Element data from apps and pages:
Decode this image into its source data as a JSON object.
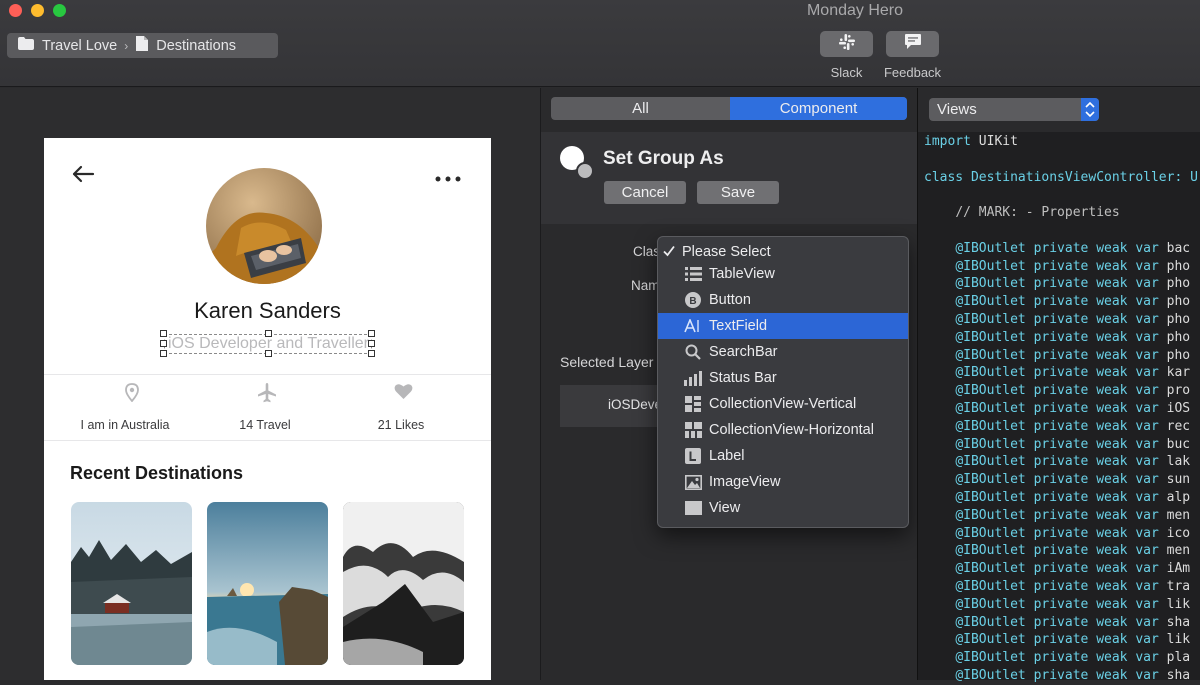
{
  "window": {
    "title": "Monday Hero"
  },
  "breadcrumb": {
    "project": "Travel Love",
    "separator": "›",
    "page": "Destinations"
  },
  "toolbar": {
    "slack_label": "Slack",
    "feedback_label": "Feedback"
  },
  "artboard": {
    "name": "Karen Sanders",
    "role": "iOS Developer and Traveller",
    "stats": [
      {
        "icon": "location-pin-icon",
        "label": "I am in Australia"
      },
      {
        "icon": "airplane-icon",
        "label": "14 Travel"
      },
      {
        "icon": "heart-icon",
        "label": "21 Likes"
      }
    ],
    "recent_title": "Recent Destinations"
  },
  "component_panel": {
    "tabs": [
      "All",
      "Component"
    ],
    "active_tab": "Component",
    "group_title": "Set Group As",
    "cancel_label": "Cancel",
    "save_label": "Save",
    "class_label": "Clas",
    "name_label": "Nam",
    "selected_layer_label": "Selected Layer",
    "selected_layer_value": "iOSDeve"
  },
  "class_menu": {
    "items": [
      {
        "label": "Please Select",
        "checked": true
      },
      {
        "label": "TableView",
        "icon": "list-icon"
      },
      {
        "label": "Button",
        "icon": "button-b-icon"
      },
      {
        "label": "TextField",
        "icon": "textfield-icon",
        "highlighted": true
      },
      {
        "label": "SearchBar",
        "icon": "search-icon"
      },
      {
        "label": "Status Bar",
        "icon": "signal-bars-icon"
      },
      {
        "label": "CollectionView-Vertical",
        "icon": "collection-vertical-icon"
      },
      {
        "label": "CollectionView-Horizontal",
        "icon": "collection-horizontal-icon"
      },
      {
        "label": "Label",
        "icon": "label-l-icon"
      },
      {
        "label": "ImageView",
        "icon": "image-icon"
      },
      {
        "label": "View",
        "icon": "view-rect-icon"
      }
    ]
  },
  "code_panel": {
    "select_value": "Views",
    "line_import": "import UIKit",
    "line_class": "class DestinationsViewController: U",
    "line_mark": "// MARK: - Properties",
    "outlet_prefix": "@IBOutlet private weak var ",
    "outlets": [
      "bac",
      "pho",
      "pho",
      "pho",
      "pho",
      "pho",
      "pho",
      "kar",
      "pro",
      "iOS",
      "rec",
      "buc",
      "lak",
      "sun",
      "alp",
      "men",
      "ico",
      "men",
      "iAm",
      "tra",
      "lik",
      "sha",
      "lik",
      "pla",
      "sha"
    ]
  },
  "colors": {
    "accent": "#2f6fde",
    "code_keyword": "#6ad0e6"
  }
}
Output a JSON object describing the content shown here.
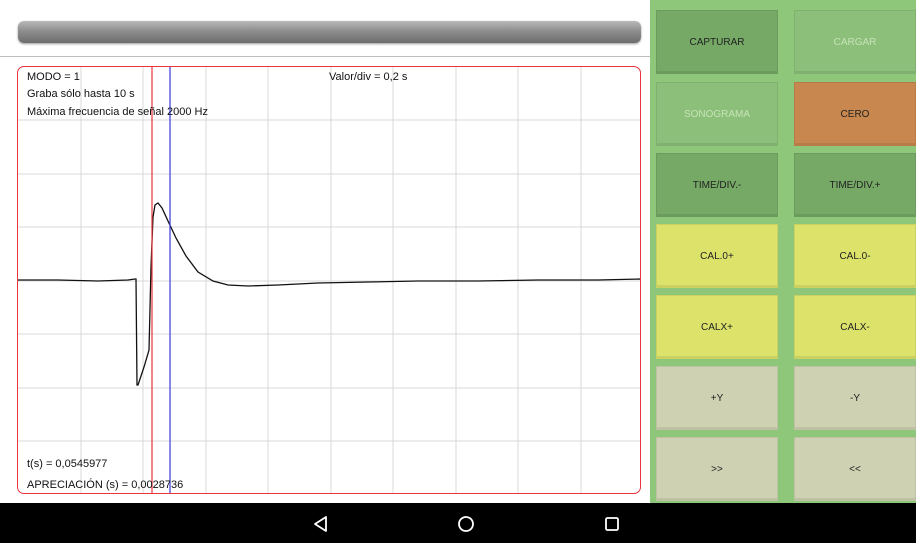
{
  "scope": {
    "mode": "MODO = 1",
    "record": "Graba sólo hasta 10 s",
    "max_freq": "Máxima frecuencia de señal 2000 Hz",
    "value_div": "Valor/div = 0,2 s",
    "time": "t(s) = 0,0545977",
    "appreciation": "APRECIACIÓN (s) = 0,0028736"
  },
  "buttons": {
    "capturar": "CAPTURAR",
    "cargar": "CARGAR",
    "sonograma": "SONOGRAMA",
    "cero": "CERO",
    "time_div_minus": "TIME/DIV.-",
    "time_div_plus": "TIME/DIV.+",
    "cal0_plus": "CAL.0+",
    "cal0_minus": "CAL.0-",
    "calx_plus": "CALX+",
    "calx_minus": "CALX-",
    "plus_y": "+Y",
    "minus_y": "-Y",
    "forward": ">>",
    "back": "<<"
  },
  "colors": {
    "scope_border": "#e8343f",
    "cursor_red": "#e8343f",
    "cursor_blue": "#3a3ae0",
    "panel": "#8fc77a",
    "orange_button": "#c7874e",
    "yellow_button": "#dde36a"
  },
  "nav": {
    "back_icon": "triangle-back-icon",
    "home_icon": "circle-home-icon",
    "recents_icon": "square-recents-icon"
  }
}
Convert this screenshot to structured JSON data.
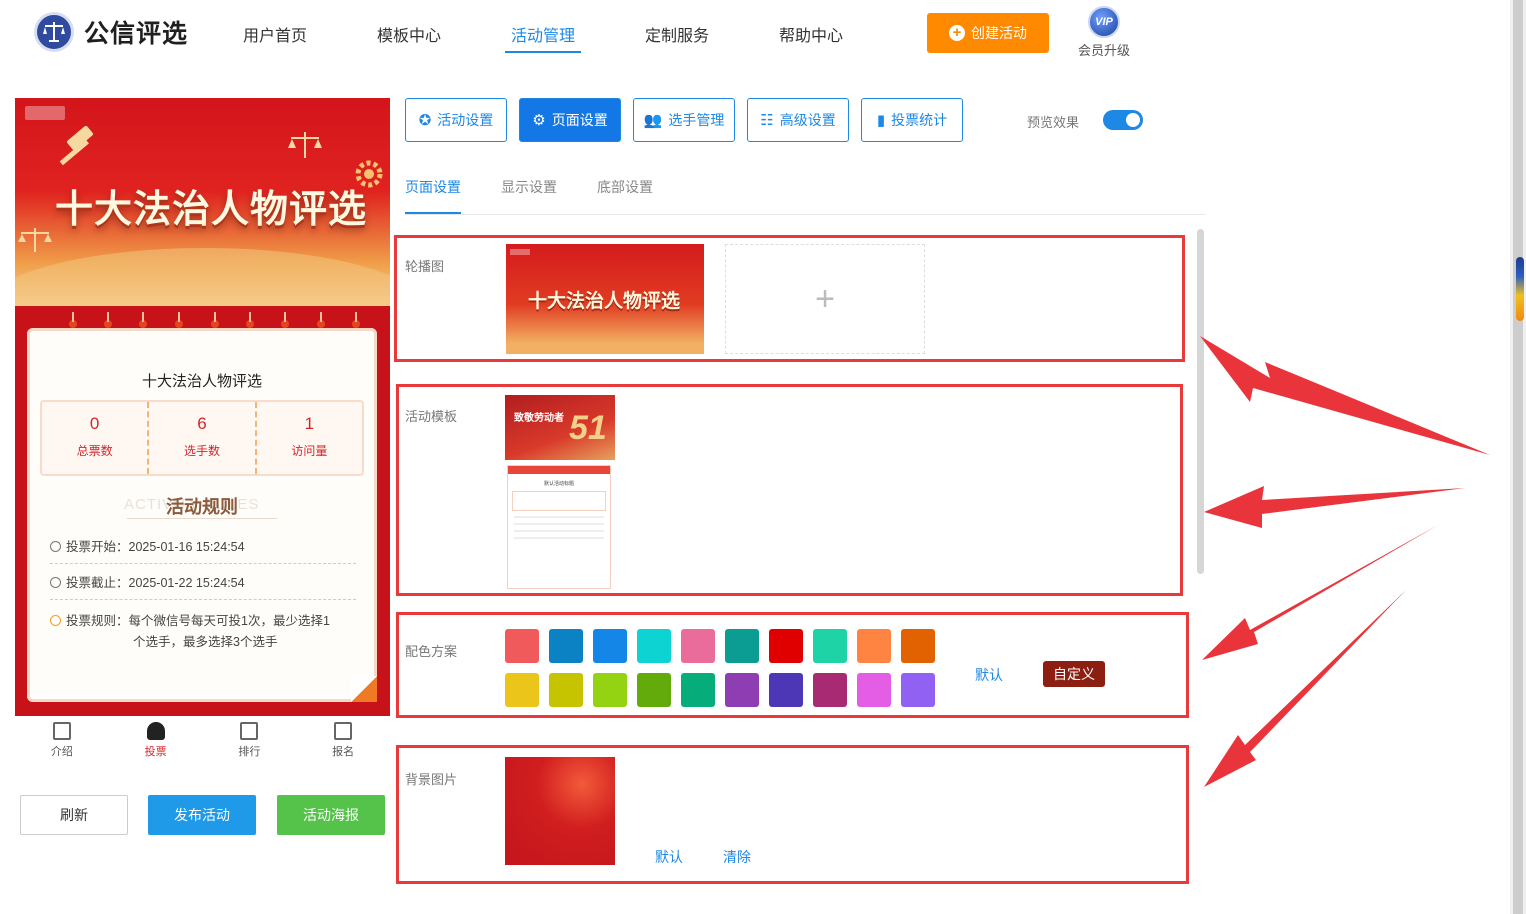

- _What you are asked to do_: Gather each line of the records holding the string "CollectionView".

- _Finished exercise_:
        "label": "CollectionView-Vertical",
        "label": "CollectionView-Horizontal",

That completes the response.